● YOUR TASK
Every entry below needs to be repeated exactly as written.

*** GIVEN DATA Section Begins ***

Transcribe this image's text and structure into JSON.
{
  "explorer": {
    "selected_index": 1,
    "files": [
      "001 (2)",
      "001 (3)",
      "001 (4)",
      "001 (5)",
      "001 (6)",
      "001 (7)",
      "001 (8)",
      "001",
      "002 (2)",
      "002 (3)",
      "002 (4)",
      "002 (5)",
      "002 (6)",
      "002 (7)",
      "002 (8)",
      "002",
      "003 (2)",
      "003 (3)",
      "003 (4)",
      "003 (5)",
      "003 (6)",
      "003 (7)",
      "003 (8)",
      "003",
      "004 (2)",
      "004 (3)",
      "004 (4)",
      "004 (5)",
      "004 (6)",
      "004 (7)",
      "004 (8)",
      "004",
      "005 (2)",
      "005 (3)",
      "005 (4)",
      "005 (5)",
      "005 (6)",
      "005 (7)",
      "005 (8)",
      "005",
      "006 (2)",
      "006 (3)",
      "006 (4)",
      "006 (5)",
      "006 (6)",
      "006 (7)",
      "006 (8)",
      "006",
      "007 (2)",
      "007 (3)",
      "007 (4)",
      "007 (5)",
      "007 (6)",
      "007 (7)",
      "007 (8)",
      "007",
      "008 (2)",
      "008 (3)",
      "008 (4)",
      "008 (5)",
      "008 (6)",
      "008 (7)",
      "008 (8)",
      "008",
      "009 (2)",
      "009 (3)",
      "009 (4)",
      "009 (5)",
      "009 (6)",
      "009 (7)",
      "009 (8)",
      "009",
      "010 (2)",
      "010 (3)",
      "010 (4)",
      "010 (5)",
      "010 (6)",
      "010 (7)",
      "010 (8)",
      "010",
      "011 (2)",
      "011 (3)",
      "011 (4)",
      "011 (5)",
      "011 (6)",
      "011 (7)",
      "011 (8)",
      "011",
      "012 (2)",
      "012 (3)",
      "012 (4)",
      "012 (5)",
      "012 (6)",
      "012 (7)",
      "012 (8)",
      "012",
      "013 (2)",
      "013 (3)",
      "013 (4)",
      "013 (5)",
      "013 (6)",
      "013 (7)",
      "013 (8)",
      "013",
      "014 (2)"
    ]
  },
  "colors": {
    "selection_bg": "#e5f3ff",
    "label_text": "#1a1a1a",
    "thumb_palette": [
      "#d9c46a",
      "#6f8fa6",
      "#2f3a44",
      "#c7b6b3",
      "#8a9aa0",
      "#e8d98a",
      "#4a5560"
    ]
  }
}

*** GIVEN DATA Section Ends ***

● WORKED SOLUTION
Transcribe this image's text and structure into JSON.
{
  "explorer": {
    "selected_index": 1,
    "files": [
      "001 (2)",
      "001 (3)",
      "001 (4)",
      "001 (5)",
      "001 (6)",
      "001 (7)",
      "001 (8)",
      "001",
      "002 (2)",
      "002 (3)",
      "002 (4)",
      "002 (5)",
      "002 (6)",
      "002 (7)",
      "002 (8)",
      "002",
      "003 (2)",
      "003 (3)",
      "003 (4)",
      "003 (5)",
      "003 (6)",
      "003 (7)",
      "003 (8)",
      "003",
      "004 (2)",
      "004 (3)",
      "004 (4)",
      "004 (5)",
      "004 (6)",
      "004 (7)",
      "004 (8)",
      "004",
      "005 (2)",
      "005 (3)",
      "005 (4)",
      "005 (5)",
      "005 (6)",
      "005 (7)",
      "005 (8)",
      "005",
      "006 (2)",
      "006 (3)",
      "006 (4)",
      "006 (5)",
      "006 (6)",
      "006 (7)",
      "006 (8)",
      "006",
      "007 (2)",
      "007 (3)",
      "007 (4)",
      "007 (5)",
      "007 (6)",
      "007 (7)",
      "007 (8)",
      "007",
      "008 (2)",
      "008 (3)",
      "008 (4)",
      "008 (5)",
      "008 (6)",
      "008 (7)",
      "008 (8)",
      "008",
      "009 (2)",
      "009 (3)",
      "009 (4)",
      "009 (5)",
      "009 (6)",
      "009 (7)",
      "009 (8)",
      "009",
      "010 (2)",
      "010 (3)",
      "010 (4)",
      "010 (5)",
      "010 (6)",
      "010 (7)",
      "010 (8)",
      "010",
      "011 (2)",
      "011 (3)",
      "011 (4)",
      "011 (5)",
      "011 (6)",
      "011 (7)",
      "011 (8)",
      "011",
      "012 (2)",
      "012 (3)",
      "012 (4)",
      "012 (5)",
      "012 (6)",
      "012 (7)",
      "012 (8)",
      "012",
      "013 (2)",
      "013 (3)",
      "013 (4)",
      "013 (5)",
      "013 (6)",
      "013 (7)",
      "013 (8)",
      "013",
      "014 (2)"
    ]
  },
  "colors": {
    "selection_bg": "#e5f3ff",
    "label_text": "#1a1a1a",
    "thumb_palette": [
      "#d9c46a",
      "#6f8fa6",
      "#2f3a44",
      "#c7b6b3",
      "#8a9aa0",
      "#e8d98a",
      "#4a5560"
    ]
  }
}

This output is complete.